The new financial climate has meant that some investors have become far more cautious than before, and many are sitting back and waiting until the storm passes. Bandy says this is borne out of the relatively expensive asset classes they invested in, as well as the pessimism for the future: “A lot of clients had very bad experiences with the high-margin asset classes and they are a little paralysed and very cautious. Additionally there is a negative bias with regards to the future, so the majority of the investors are standing by.

“Assuming the world is turning negatively, investors think that they would rather wait until asset classes become even cheaper. They are under performance pressure and so the banks don’t make any money. With the banks under pressure, one side effect is [they] concentrate on the few clients, but focus on the banks’ interests and tend to squeeze the clients.”

Partnering with clients
Part of the reason why Swiss banks have proven so popular with investors in the past is their determination to offer an all-round service. Trafalgar offers its External Asset Management service, which Bandy says is an institution of the Swiss financial industry. Highly regulated, the service is similar to that of a family office, but Trafalgar casts its net wider than the typical high-net-worth families associated with that asset-class.

Bandy says: “Family Offices, in the Anglo-Saxon countries, are usually for very rich families or individuals. By offering similar services we can apply it to clients with €1m upwards. It doesn’t need to be a Rothschild or a Rockefeller. The majority of our clients are between €1m and €10m. They receive the same good advice that they would get in a family office.”

He describes the service as “a partnership with the client, offering them an all-round advisory of their assets, to advise them in the different asset classes, disciplines, and also legal advice.” He adds that the advantage of the service is that it is more personal than the usual banking services: “For the client it means that his advisors are protecting his interests, and not the interests of the institution.” Choosing the right investments for clients is also a two-way street, and Trafalgar welcomes collaboration with the people they are serving. Bandy says: “In general, our advice and selection of asset classes has to match the client’s profile and needs. It’s not up to us to push any of the asset classes on the client. There’s no affinity to any particular asset class. There is always cooperation and we are also sparring partners of the clients, so they can always ask us for a second opinion.”

He adds that, through a number of partnerships with other firms, Trafalgar is able to get the best advice and expertise for its clients. In particular, Trafalgar has strong relationships with law firms, which Bandy says is essential in the current climate: “To cope with today’s challenges, it is very important that clients have the right set up and structure. If our clients need a trust to be set up, or require offshore services, or legal advice, then we can count on the law firms we work together with. With the regulations coming in, you have to be sure that you are getting the best advice.”
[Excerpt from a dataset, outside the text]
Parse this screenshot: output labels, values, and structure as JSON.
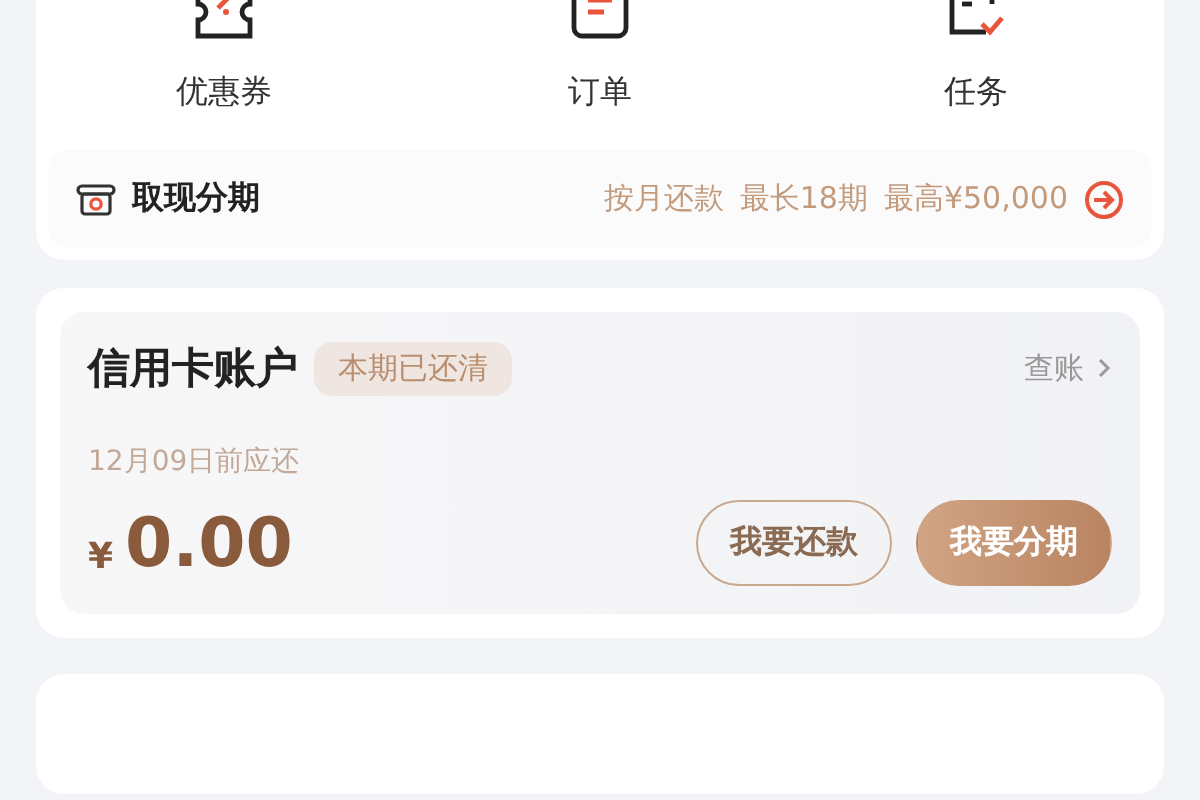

Choppy future
The uncertainty surrounding the eurozone and other financial markets means that there is a certain degree of pessimism from within the industry. Bandy feels there are some areas where value can be found: “We think the markets next year will be quite choppy, and there is an inherent risk of a meltdown. However, I think real estate will perform well, and gold will continue to outperform.”

While other firms might be looking to the future with a degree of apprehension, Bandy is optimistic that his firm will succeed: “We don’t have to change anything, and we’re not under any pressure. We have a solid platform that is prepared for the future challenges. On the other hand, we are always open for new opportunities and partnerships.

“There will be quite a bit of growth of the company next year. It’s an opportunistic stance that we have. If there are some good opportunities that arise then we will take them.”